Outside Area:  I don’t recommend leaving your dog at an indoor-only facility. Some of the large corporations have indoor-only facilities, and when I worked for one, people would constantly complain about their dogs having potty training issues after being expected to relieve themselves inside only. Besides, our furry friends need fresh air. But at the same time, make sure you see the outside area and make sure it’s safe.

When NOT to board your dog:

  • Senior dogs: the stress of a kennel can be too much for them
  • Dogs with anxiety issues
  • Dogs with fear towards humans and other animals
  • Dogs that have health issues
  • Dogs that require complex medications

If I just listed your dog, I highly recommend hiring a pet sitter to come into your home as opposed to a kennel. If that isn’t feasible, plan a test run at the kennel before your actual trip. That way if it doesn’t work out, you can pick him up. The last thing you want to do on your holidays is to call it short or call a friend or family member for an emergency pick up.

When searching for a kennel, make sure to find the right fit for you and your dog. It’s somewhere you feel comfortable leaving your furry BFF and won’t spend your holiday worrying about your pooch’s wellbeing. Follow my tips, and if your gut says no, it’s probably right – unless, of course, you’re a little over-protective like I am and the thought of leaving your dog just makes you want to cry because your separation anxiety is worse than theirs! Be sure to plan ahead and don’t wait until the last minute, so your dog can go to the kennel of your choice and you can enjoy peace of mind during your holiday.

Rachel LeavyRachel Leavy lives in Rochester, New York with her dog, Maria, and her gecko, Nigel. She has loved animals all her life, and has owned her own dog training and walking company for five years.
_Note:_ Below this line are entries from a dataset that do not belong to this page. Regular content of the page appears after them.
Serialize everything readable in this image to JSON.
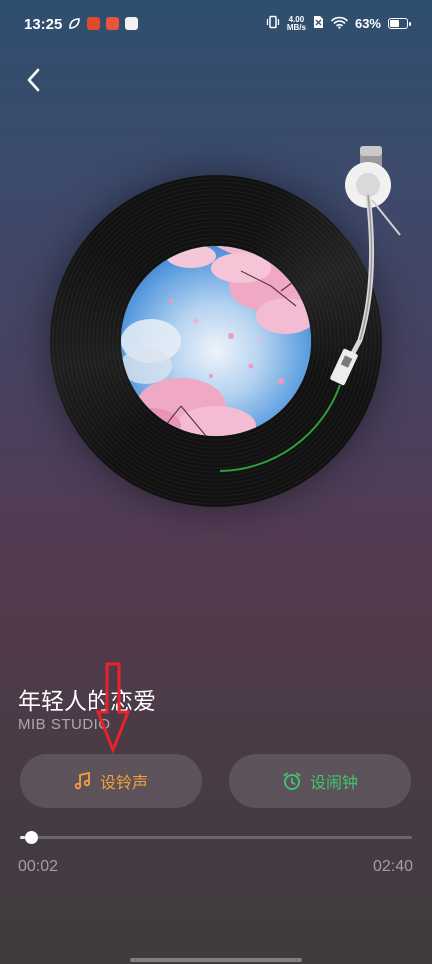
{
  "status_bar": {
    "time": "13:25",
    "network_speed_value": "4.00",
    "network_speed_unit": "MB/s",
    "battery_text": "63%",
    "battery_level": 0.63,
    "app_icons": [
      "leaf-app-icon",
      "red-app-icon",
      "orange-app-icon",
      "white-app-icon"
    ]
  },
  "player": {
    "progress_fraction": 0.013,
    "progress_arc_color": "#2e9d3a",
    "record_label_art": "cherry-blossom-sky-art"
  },
  "song": {
    "title": "年轻人的恋爱",
    "artist": "MIB STUDIO"
  },
  "actions": {
    "ringtone_label": "设铃声",
    "ringtone_color": "#f0a23a",
    "alarm_label": "设闹钟",
    "alarm_color": "#3fc76a"
  },
  "progress": {
    "current": "00:02",
    "total": "02:40"
  },
  "annotation": {
    "color": "#e8232b"
  }
}
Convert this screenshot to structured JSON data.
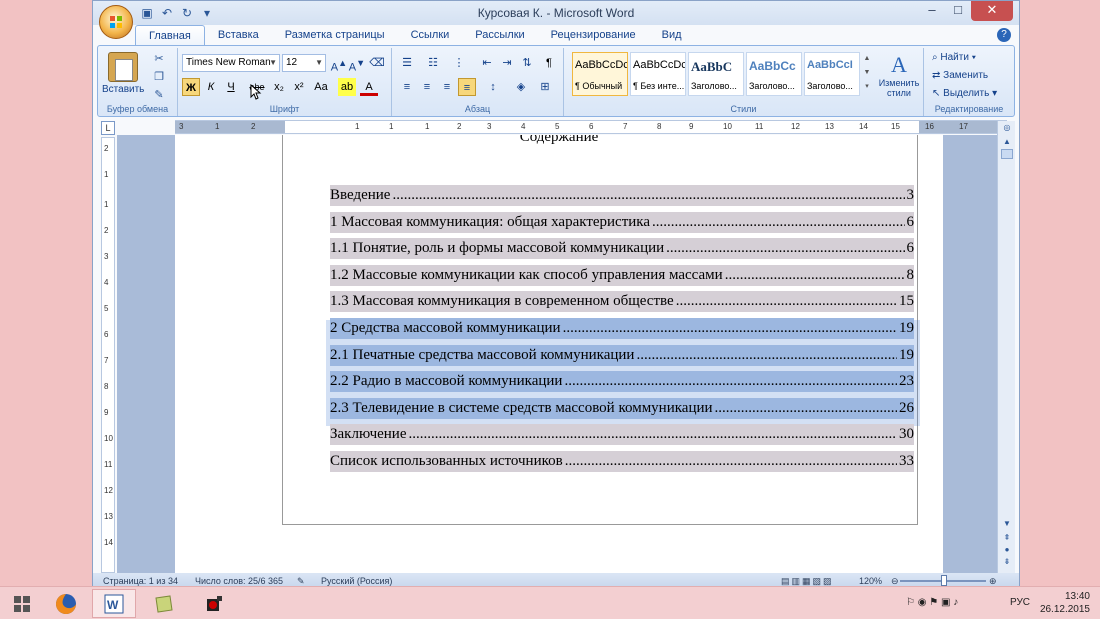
{
  "window": {
    "title": "Курсовая К. - Microsoft Word",
    "controls": {
      "minimize": "–",
      "maximize": "□",
      "close": "✕"
    }
  },
  "qat": {
    "save": "save-icon",
    "undo": "undo-icon",
    "redo": "redo-icon",
    "customize": "▾"
  },
  "tabs": [
    "Главная",
    "Вставка",
    "Разметка страницы",
    "Ссылки",
    "Рассылки",
    "Рецензирование",
    "Вид"
  ],
  "active_tab": "Главная",
  "ribbon": {
    "clipboard": {
      "paste_label": "Вставить",
      "group_label": "Буфер обмена"
    },
    "font": {
      "font_name": "Times New Roman",
      "font_size": "12",
      "group_label": "Шрифт",
      "buttons": [
        "Ж",
        "К",
        "Ч",
        "abe",
        "x₂",
        "x²",
        "Aa"
      ]
    },
    "paragraph": {
      "group_label": "Абзац",
      "pilcrow": "¶"
    },
    "styles": {
      "group_label": "Стили",
      "items": [
        {
          "preview": "AaBbCcDc",
          "name": "¶ Обычный"
        },
        {
          "preview": "AaBbCcDc",
          "name": "¶ Без инте..."
        },
        {
          "preview": "AaBbC",
          "name": "Заголово..."
        },
        {
          "preview": "AaBbCc",
          "name": "Заголово..."
        },
        {
          "preview": "AaBbCcI",
          "name": "Заголово..."
        }
      ],
      "change_styles": "Изменить стили"
    },
    "editing": {
      "group_label": "Редактирование",
      "find": "Найти",
      "replace": "Заменить",
      "select": "Выделить"
    }
  },
  "ruler": {
    "corner": "L",
    "numbers": [
      "3",
      "1",
      "2",
      "1",
      "1",
      "1",
      "2",
      "3",
      "4",
      "5",
      "6",
      "7",
      "8",
      "9",
      "10",
      "11",
      "12",
      "13",
      "14",
      "15",
      "16",
      "17"
    ],
    "vnumbers": [
      "2",
      "1",
      "1",
      "2",
      "3",
      "4",
      "5",
      "6",
      "7",
      "8",
      "9",
      "10",
      "11",
      "12",
      "13",
      "14"
    ]
  },
  "document": {
    "heading": "Содержание",
    "toc": [
      {
        "title": "Введение",
        "page": "3",
        "selected": false
      },
      {
        "title": "1 Массовая коммуникация: общая характеристика ",
        "page": "6",
        "selected": false
      },
      {
        "title": "1.1 Понятие, роль и формы массовой коммуникации",
        "page": "6",
        "selected": false
      },
      {
        "title": "1.2 Массовые коммуникации как способ управления массами",
        "page": "8",
        "selected": false
      },
      {
        "title": "1.3 Массовая коммуникация в современном обществе ",
        "page": "15",
        "selected": false
      },
      {
        "title": "2 Средства массовой коммуникации ",
        "page": "19",
        "selected": true
      },
      {
        "title": "2.1 Печатные средства массовой коммуникации",
        "page": "19",
        "selected": true
      },
      {
        "title": "2.2 Радио в массовой коммуникации",
        "page": "23",
        "selected": true
      },
      {
        "title": "2.3 Телевидение в системе средств массовой коммуникации ",
        "page": "26",
        "selected": true
      },
      {
        "title": "Заключение",
        "page": "30",
        "selected": false
      },
      {
        "title": "Список использованных источников",
        "page": "33",
        "selected": false
      }
    ]
  },
  "status": {
    "page": "Страница: 1 из 34",
    "words": "Число слов: 25/6 365",
    "language": "Русский (Россия)",
    "zoom": "120%"
  },
  "taskbar": {
    "apps": [
      "windows-start-icon",
      "firefox-icon",
      "word-icon",
      "notes-icon",
      "camera-icon"
    ],
    "tray_lang": "РУС",
    "time": "13:40",
    "date": "26.12.2015"
  },
  "colors": {
    "selection": "#9cb7e0",
    "field_shading": "#d5cfd6",
    "desktop": "#f2c2c3"
  }
}
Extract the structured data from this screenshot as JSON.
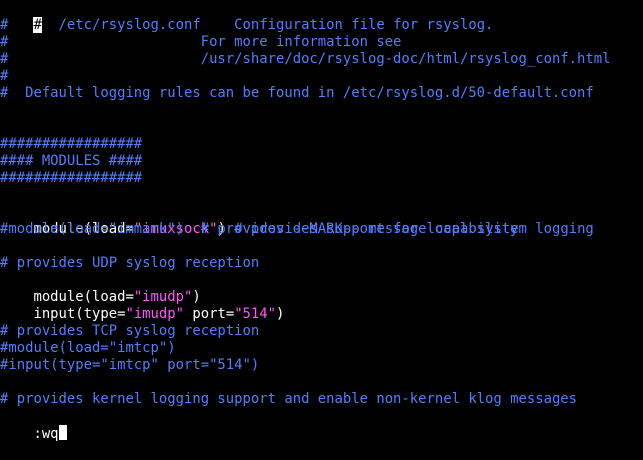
{
  "editor": {
    "app": "vim",
    "file_lines": {
      "l1_cursor": "#",
      "l1_rest": "  /etc/rsyslog.conf    Configuration file for rsyslog.",
      "l2": "#",
      "l3": "#                       For more information see",
      "l4": "#                       /usr/share/doc/rsyslog-doc/html/rsyslog_conf.html",
      "l5": "#",
      "l6": "#  Default logging rules can be found in /etc/rsyslog.d/50-default.conf",
      "l7": "",
      "l8": "",
      "l9": "#################",
      "l10": "#### MODULES ####",
      "l11": "#################",
      "l12": "",
      "l13_a": "module(load=",
      "l13_b": "\"imuxsock\"",
      "l13_c": ")",
      "l13_d": " # provides support for local system logging",
      "l14": "#module(load=\"immark\")  # provides --MARK-- message capability",
      "l15": "",
      "l16": "# provides UDP syslog reception",
      "l17_a": "module(load=",
      "l17_b": "\"imudp\"",
      "l17_c": ")",
      "l18_a": "input(type=",
      "l18_b": "\"imudp\"",
      "l18_c": " port=",
      "l18_d": "\"514\"",
      "l18_e": ")",
      "l19": "",
      "l20": "# provides TCP syslog reception",
      "l21": "#module(load=\"imtcp\")",
      "l22": "#input(type=\"imtcp\" port=\"514\")",
      "l23": "",
      "l24": "# provides kernel logging support and enable non-kernel klog messages"
    },
    "command_line": ":wq"
  },
  "colors": {
    "background": "#000000",
    "comment": "#4f7fff",
    "text": "#ffffff",
    "string": "#ff55ff",
    "cursor": "#ffffff"
  }
}
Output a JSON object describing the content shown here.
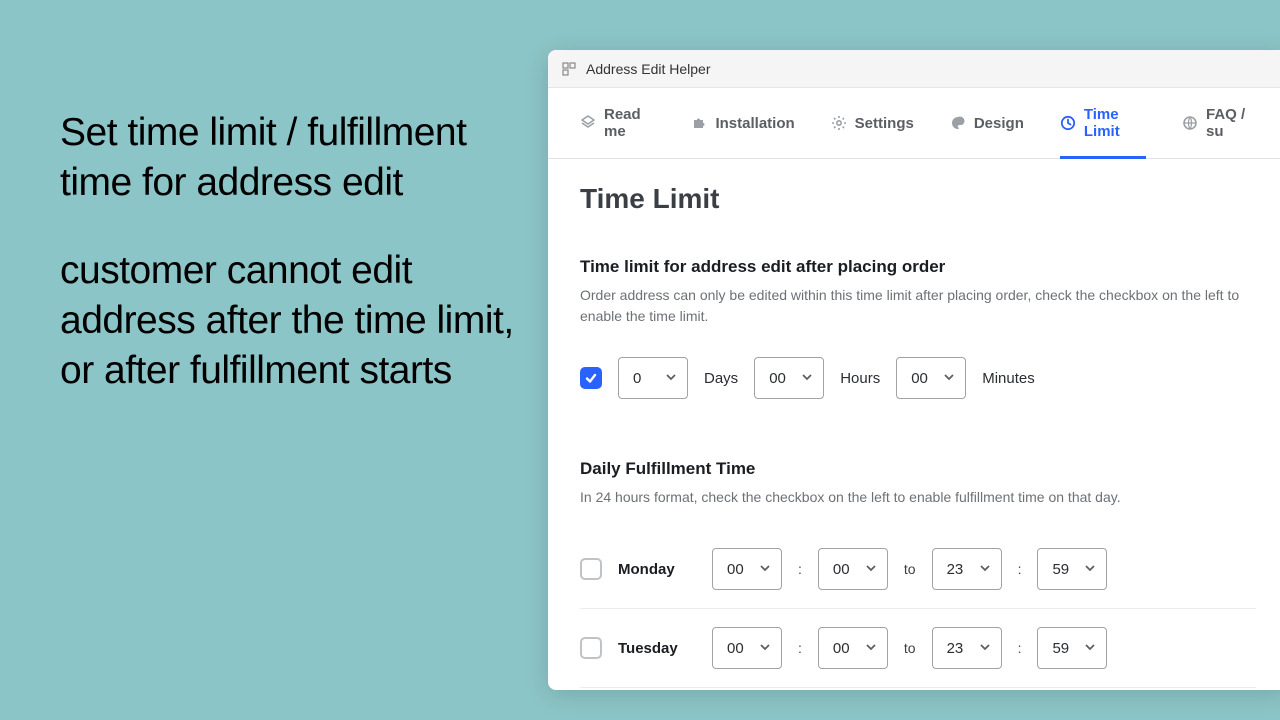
{
  "promo": {
    "p1": "Set time limit / fulfillment time for address edit",
    "p2": "customer cannot edit address after the time limit, or after fulfillment starts"
  },
  "titlebar": {
    "title": "Address Edit Helper"
  },
  "tabs": [
    {
      "label": "Read me"
    },
    {
      "label": "Installation"
    },
    {
      "label": "Settings"
    },
    {
      "label": "Design"
    },
    {
      "label": "Time Limit"
    },
    {
      "label": "FAQ / su"
    }
  ],
  "page_title": "Time Limit",
  "time_limit": {
    "title": "Time limit for address edit after placing order",
    "desc": "Order address can only be edited within this time limit after placing order, check the checkbox on the left to enable the time limit.",
    "enabled": true,
    "days": "0",
    "days_label": "Days",
    "hours": "00",
    "hours_label": "Hours",
    "minutes": "00",
    "minutes_label": "Minutes"
  },
  "fulfillment": {
    "title": "Daily Fulfillment Time",
    "desc": "In 24 hours format, check the checkbox on the left to enable fulfillment time on that day.",
    "to_label": "to",
    "colon": ":",
    "days": [
      {
        "name": "Monday",
        "enabled": false,
        "from_h": "00",
        "from_m": "00",
        "to_h": "23",
        "to_m": "59"
      },
      {
        "name": "Tuesday",
        "enabled": false,
        "from_h": "00",
        "from_m": "00",
        "to_h": "23",
        "to_m": "59"
      }
    ]
  }
}
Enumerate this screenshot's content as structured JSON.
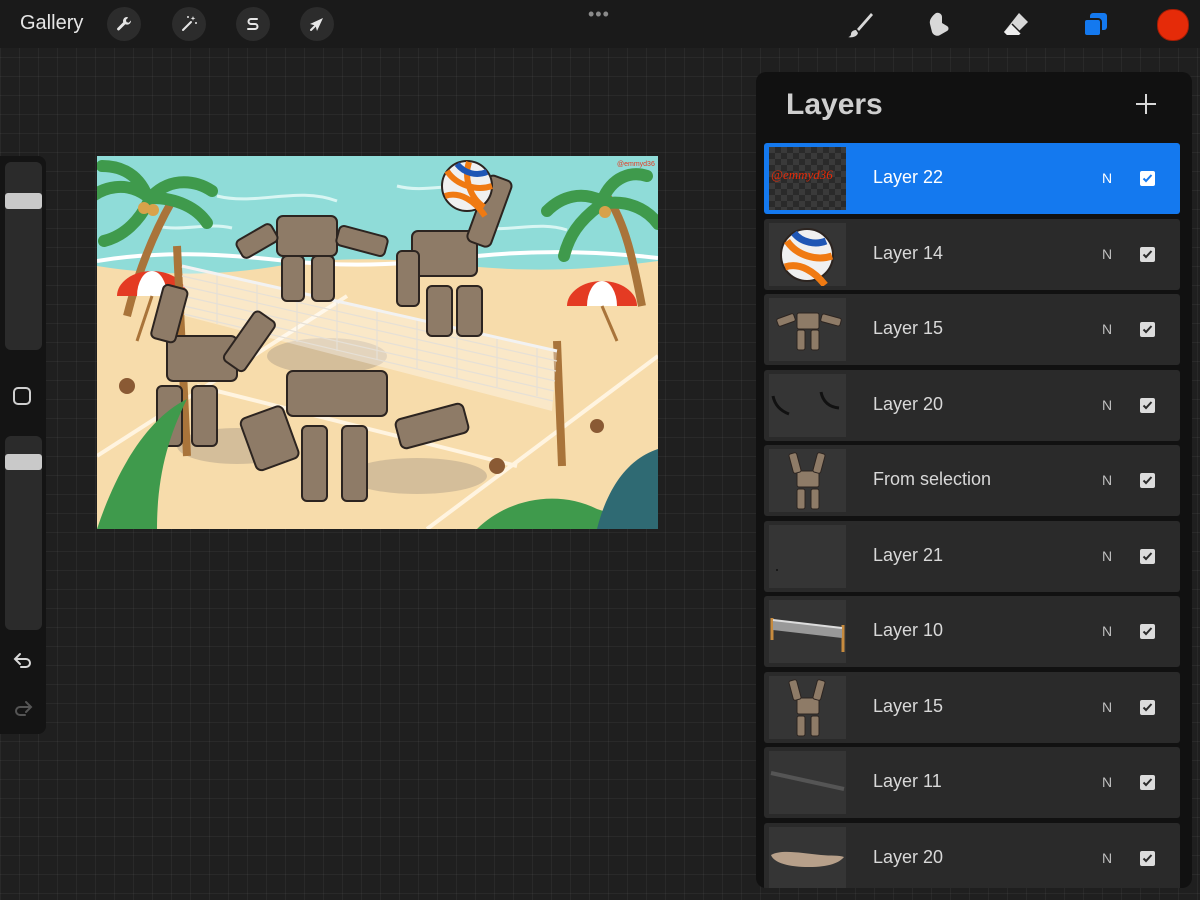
{
  "topbar": {
    "gallery_label": "Gallery",
    "actions_icon": "wrench-icon",
    "adjustments_icon": "magic-wand-icon",
    "selection_icon": "selection-s-icon",
    "transform_icon": "arrow-cursor-icon",
    "more_label": "•••",
    "brush_icon": "brush-icon",
    "smudge_icon": "smudge-icon",
    "eraser_icon": "eraser-icon",
    "layers_icon": "layers-icon",
    "active_color": "#e52b09"
  },
  "sidebar": {
    "brush_size": 0.82,
    "opacity": 0.9,
    "undo_icon": "undo-icon",
    "redo_icon": "redo-icon",
    "modify_icon": "square-icon"
  },
  "canvas": {
    "watermark": "@emmyd36"
  },
  "layers": {
    "title": "Layers",
    "add_icon": "plus-icon",
    "items": [
      {
        "name": "Layer 22",
        "blend": "N",
        "visible": true,
        "selected": true,
        "thumb": "watermark",
        "thumb_text": "@emmyd36"
      },
      {
        "name": "Layer 14",
        "blend": "N",
        "visible": true,
        "selected": false,
        "thumb": "ball"
      },
      {
        "name": "Layer 15",
        "blend": "N",
        "visible": true,
        "selected": false,
        "thumb": "golem"
      },
      {
        "name": "Layer 20",
        "blend": "N",
        "visible": true,
        "selected": false,
        "thumb": "strokes"
      },
      {
        "name": "From selection",
        "blend": "N",
        "visible": true,
        "selected": false,
        "thumb": "golem-up"
      },
      {
        "name": "Layer 21",
        "blend": "N",
        "visible": true,
        "selected": false,
        "thumb": "blank"
      },
      {
        "name": "Layer 10",
        "blend": "N",
        "visible": true,
        "selected": false,
        "thumb": "net"
      },
      {
        "name": "Layer 15",
        "blend": "N",
        "visible": true,
        "selected": false,
        "thumb": "golem-up"
      },
      {
        "name": "Layer 11",
        "blend": "N",
        "visible": true,
        "selected": false,
        "thumb": "line"
      },
      {
        "name": "Layer 20",
        "blend": "N",
        "visible": true,
        "selected": false,
        "thumb": "shadow"
      }
    ]
  }
}
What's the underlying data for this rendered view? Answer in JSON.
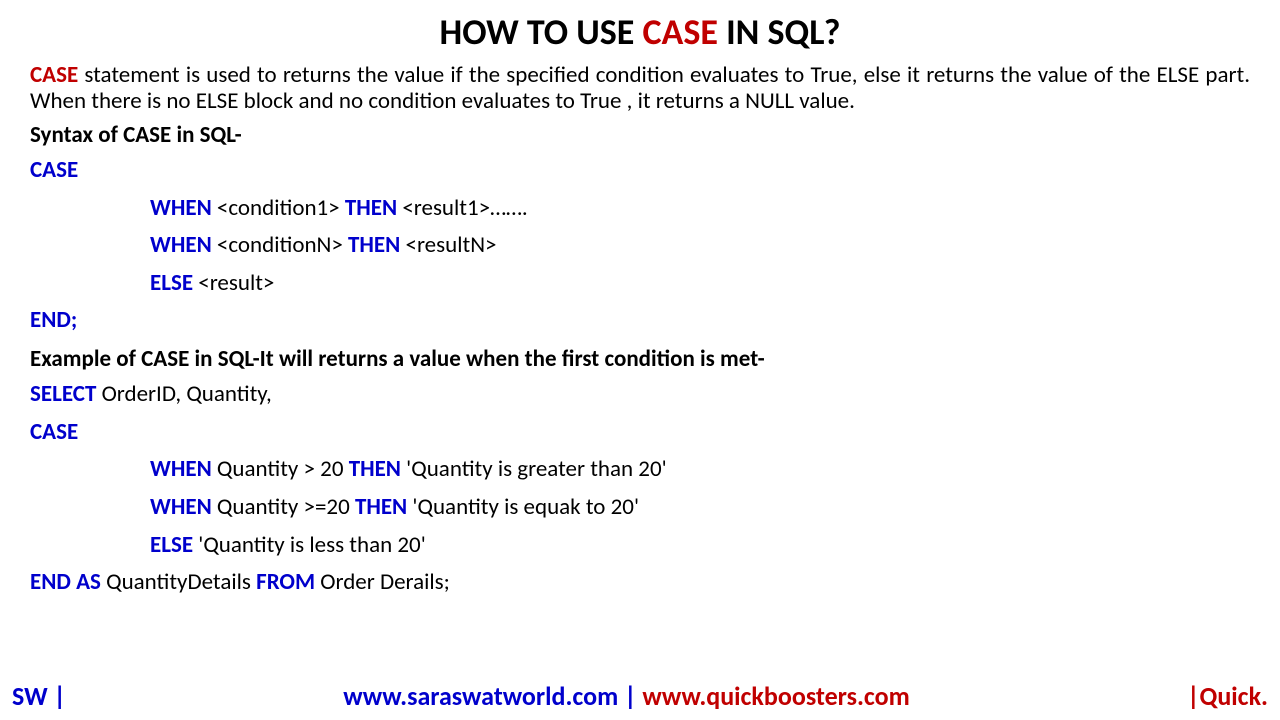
{
  "title": {
    "prefix": "HOW TO USE ",
    "highlight": "CASE",
    "suffix": " IN SQL?"
  },
  "description": {
    "caseword": "CASE",
    "text": " statement is used to returns the value if the specified condition evaluates to True, else it returns the  value of the ELSE part. When there is no ELSE block and no condition evaluates to True , it returns a NULL value."
  },
  "syntax_label": "Syntax of CASE in SQL-",
  "syntax": {
    "case": "CASE",
    "when1_kw": "WHEN",
    "when1_cond": " <condition1> ",
    "then1_kw": "THEN",
    "when1_res": " <result1>…….",
    "whenN_kw": "WHEN",
    "whenN_cond": " <conditionN> ",
    "thenN_kw": "THEN",
    "whenN_res": " <resultN>",
    "else_kw": "ELSE",
    "else_res": " <result>",
    "end": "END;"
  },
  "example_label": "Example of CASE in SQL-It will returns a value when the first condition is met-",
  "example": {
    "select_kw": "SELECT",
    "select_cols": " OrderID, Quantity,",
    "case_kw": "CASE",
    "w1_when": "WHEN",
    "w1_cond": " Quantity > 20 ",
    "w1_then": "THEN",
    "w1_res": "  'Quantity is greater than 20'",
    "w2_when": "WHEN",
    "w2_cond": " Quantity >=20 ",
    "w2_then": "THEN",
    "w2_res": "  'Quantity is equak to 20'",
    "else_kw": "ELSE",
    "else_res": " 'Quantity is less than 20'",
    "end_kw": "END AS",
    "end_col": " QuantityDetails ",
    "from_kw": "FROM",
    "from_tbl": " Order Derails;"
  },
  "footer": {
    "left": "SW |",
    "url1": "www.saraswatworld.com",
    "sep": " | ",
    "url2": "www.quickboosters.com",
    "right": "|Quick."
  }
}
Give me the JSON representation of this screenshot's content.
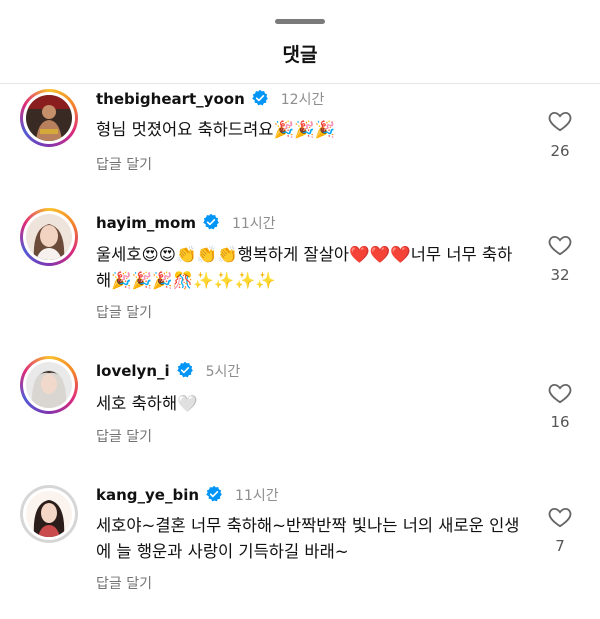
{
  "header": {
    "title": "댓글"
  },
  "reply_label": "답글 달기",
  "comments": [
    {
      "username": "thebigheart_yoon",
      "time": "12시간",
      "text": "형님 멋졌어요 축하드려요🎉🎉🎉",
      "likes": "26"
    },
    {
      "username": "hayim_mom",
      "time": "11시간",
      "text": "울세호😍😍👏👏👏행복하게 잘살아❤️❤️❤️너무 너무 축하해🎉🎉🎉🎊✨✨✨✨",
      "likes": "32"
    },
    {
      "username": "lovelyn_i",
      "time": "5시간",
      "text": "세호 축하해🤍",
      "likes": "16"
    },
    {
      "username": "kang_ye_bin",
      "time": "11시간",
      "text": "세호야~결혼 너무 축하해~반짝반짝 빛나는 너의 새로운 인생에 늘 행운과 사랑이 기득하길 바래~",
      "likes": "7"
    }
  ],
  "icons": {
    "verified": "verified-badge-icon",
    "like": "heart-outline-icon"
  },
  "colors": {
    "verified": "#0095f6",
    "ring": "#dd2a7b"
  }
}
When she’s not playing with puppies, she can usually be found writing short stories, riding horses or out at a play.